This month at Cadent, we spoke with some of our Hispanic colleagues to learn more about who they are, their experiences in and out of the workplace, and what Hispanic Heritage Month means to them.
Erin Minjares, Executive Assistant, has been with Cadent for over five years, and in that time, she has watched the company grow into the business it is today. A California native, Erin attended San Jose City College before beginning her professional career. When she’s not at work, you can find Erin checking out a new art exhibit or playing pool with friends.
To learn more about Erin, check out our Q&A below.
The following interview has been lightly edited and condensed. “
Tell us about your role
I am an Executive Assistant at Cadent supporting our CTO, Les Carter, and VP of Platform Sales, Tim Jenkins. I am also part of our DEI Team.
What does your day-to-day look like?
A typical day for me includes managing calendars, touching base with HR and DEI, planning for upcoming events, and working on current projects.
Are there any mentors or experiences that have shaped you – either professionally or personally?
Definitely – I have a spiritual mentor who has been a trusted confidant for years.
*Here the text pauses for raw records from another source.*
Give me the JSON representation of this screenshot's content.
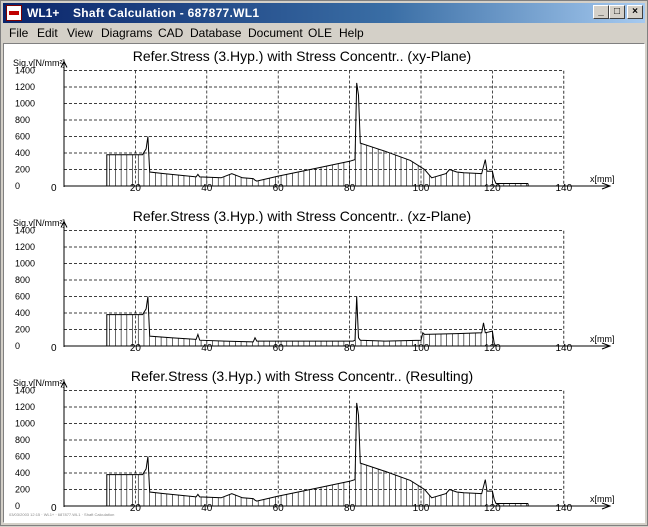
{
  "window": {
    "app_name": "WL1+",
    "title": "Shaft Calculation  -  687877.WL1",
    "buttons": [
      "minimize",
      "maximize",
      "close"
    ]
  },
  "menu": [
    "File",
    "Edit",
    "View",
    "Diagrams",
    "CAD",
    "Database",
    "Document",
    "OLE",
    "Help"
  ],
  "status_text": "03/03/2003 12:15 · WL1+ · 687877.WL1 · Shaft Calculation",
  "chart_data": [
    {
      "type": "line",
      "title": "Refer.Stress (3.Hyp.) with Stress Concentr.. (xy-Plane)",
      "ylabel": "Sig.v[N/mm²]",
      "xlabel": "x[mm]",
      "xlim": [
        0,
        140
      ],
      "ylim": [
        0,
        1400
      ],
      "x_ticks": [
        20,
        40,
        60,
        80,
        100,
        120,
        140
      ],
      "y_ticks": [
        0,
        200,
        400,
        600,
        800,
        1000,
        1200,
        1400
      ],
      "grid": true,
      "x": [
        12,
        12,
        22,
        23,
        23.5,
        24,
        28,
        35,
        37,
        37.5,
        38,
        44,
        47,
        50,
        53,
        53.5,
        54,
        60,
        70,
        80,
        81.5,
        82,
        82.5,
        83,
        90,
        97,
        101,
        103,
        107,
        108,
        110,
        112,
        117,
        118,
        118.5,
        120,
        120.5,
        121,
        130
      ],
      "y": [
        0,
        380,
        380,
        450,
        600,
        170,
        150,
        120,
        110,
        140,
        110,
        100,
        150,
        100,
        90,
        70,
        60,
        120,
        210,
        300,
        320,
        1250,
        1100,
        520,
        420,
        310,
        200,
        100,
        150,
        200,
        170,
        160,
        150,
        320,
        180,
        180,
        80,
        30,
        30
      ]
    },
    {
      "type": "line",
      "title": "Refer.Stress (3.Hyp.) with Stress Concentr.. (xz-Plane)",
      "ylabel": "Sig.v[N/mm²]",
      "xlabel": "x[mm]",
      "xlim": [
        0,
        140
      ],
      "ylim": [
        0,
        1400
      ],
      "x_ticks": [
        20,
        40,
        60,
        80,
        100,
        120,
        140
      ],
      "y_ticks": [
        0,
        200,
        400,
        600,
        800,
        1000,
        1200,
        1400
      ],
      "grid": true,
      "x": [
        12,
        12,
        22,
        23,
        23.5,
        24,
        30,
        37,
        37.5,
        38,
        45,
        53,
        53.5,
        54,
        81,
        81.5,
        82,
        82.5,
        83,
        90,
        100,
        100.5,
        101,
        110,
        117,
        117.5,
        118,
        120,
        120.5,
        121
      ],
      "y": [
        0,
        380,
        380,
        450,
        600,
        120,
        100,
        80,
        140,
        70,
        60,
        50,
        100,
        60,
        60,
        70,
        600,
        100,
        70,
        60,
        70,
        160,
        140,
        150,
        160,
        280,
        160,
        180,
        30,
        0
      ]
    },
    {
      "type": "line",
      "title": "Refer.Stress (3.Hyp.) with Stress Concentr.. (Resulting)",
      "ylabel": "Sig.v[N/mm²]",
      "xlabel": "x[mm]",
      "xlim": [
        0,
        140
      ],
      "ylim": [
        0,
        1400
      ],
      "x_ticks": [
        20,
        40,
        60,
        80,
        100,
        120,
        140
      ],
      "y_ticks": [
        0,
        200,
        400,
        600,
        800,
        1000,
        1200,
        1400
      ],
      "grid": true,
      "x": [
        12,
        12,
        22,
        23,
        23.5,
        24,
        28,
        35,
        37,
        37.5,
        38,
        44,
        47,
        50,
        53,
        53.5,
        54,
        60,
        70,
        80,
        81.5,
        82,
        82.5,
        83,
        90,
        97,
        101,
        103,
        107,
        108,
        110,
        112,
        117,
        118,
        118.5,
        120,
        120.5,
        121,
        130
      ],
      "y": [
        0,
        380,
        380,
        450,
        600,
        170,
        150,
        120,
        110,
        140,
        110,
        100,
        150,
        100,
        90,
        70,
        60,
        120,
        210,
        300,
        320,
        1250,
        1100,
        520,
        420,
        310,
        200,
        100,
        150,
        200,
        170,
        160,
        150,
        320,
        180,
        180,
        80,
        30,
        30
      ]
    }
  ]
}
He has given me direction in life and has helped me grow spiritually. It’s given me a different perspective and guidance in life and helped me learn how to manifest my goals.
Where can we find you when you’re not at work?
Playing pool or catching a new art exhibit in the city!
What does Hispanic Heritage Month mean to you? -or- What does it mean to you to be a woman of Hispanic descent?
Growing up in a Hispanic household, there was always family around, music playing, cooking in the kitchen and a beautiful vibrancy of culture. My mother always taught us about where we came from through art, history, and events and made sure we were knowledgeable about where our family came from. It’s what keeps me humble and it’s a beautiful story – to see the hardships our culture has gone through and where we are today. With that said, it means a lot that I come from a background of fighters – even women had a crucial role in the battlefield during the Mexican Revolution – musically talented, educated, creative, culturally-minded people, with a broad variety of delicious food. I am extremely proud of being a woman of Hispanic descent.
Fun fact – did you know that a Mexican engineer is responsible for one of the greatest inventions of all time: color TV! Guillermo González Camarena invented the chromoscopic adapter for television equipment when he was only 23! Talk about an overachiever. Bien compa!
Do you have any favorite movies, books, music, or other cultural inspirations from Hispanic creators?
As an art lover, I would have to say Frida Kahlo. She broke barriers and created her own footprint in the artist world. She is one of the most famous artists in the world to come from Mexico and created very touching pieces that have been a staple in our community for over 80 years. She is an inspiration to me because she was so strong, and even though her life was short lived, she impacted so many by giving young women the influence to be their true selves.
What do you feel helps to foster a culture of inclusion? How have you seen those behaviors and practices successfully put into action?
While fostering inclusion is a vital process in the ultimate success of a company, it shouldn’t be a chore. You should have a team that is passionate about the work, which ultimately leads to successful outcomes. I am happy to say our DEI Team has built a really good foundation for the future and is working hard to help this very important part of the company grow and flourish.
What challenges do you feel are faced by the Hispanic and Hispanic-American community today and what growth do you hope to see in the future?
Access to quality education and immigration reform are the areas that I feel are the most important.
What advice would you give to a younger colleague or a younger version of yourself?
Don’t worry about opinions, work hard at your goals, and create your own lane.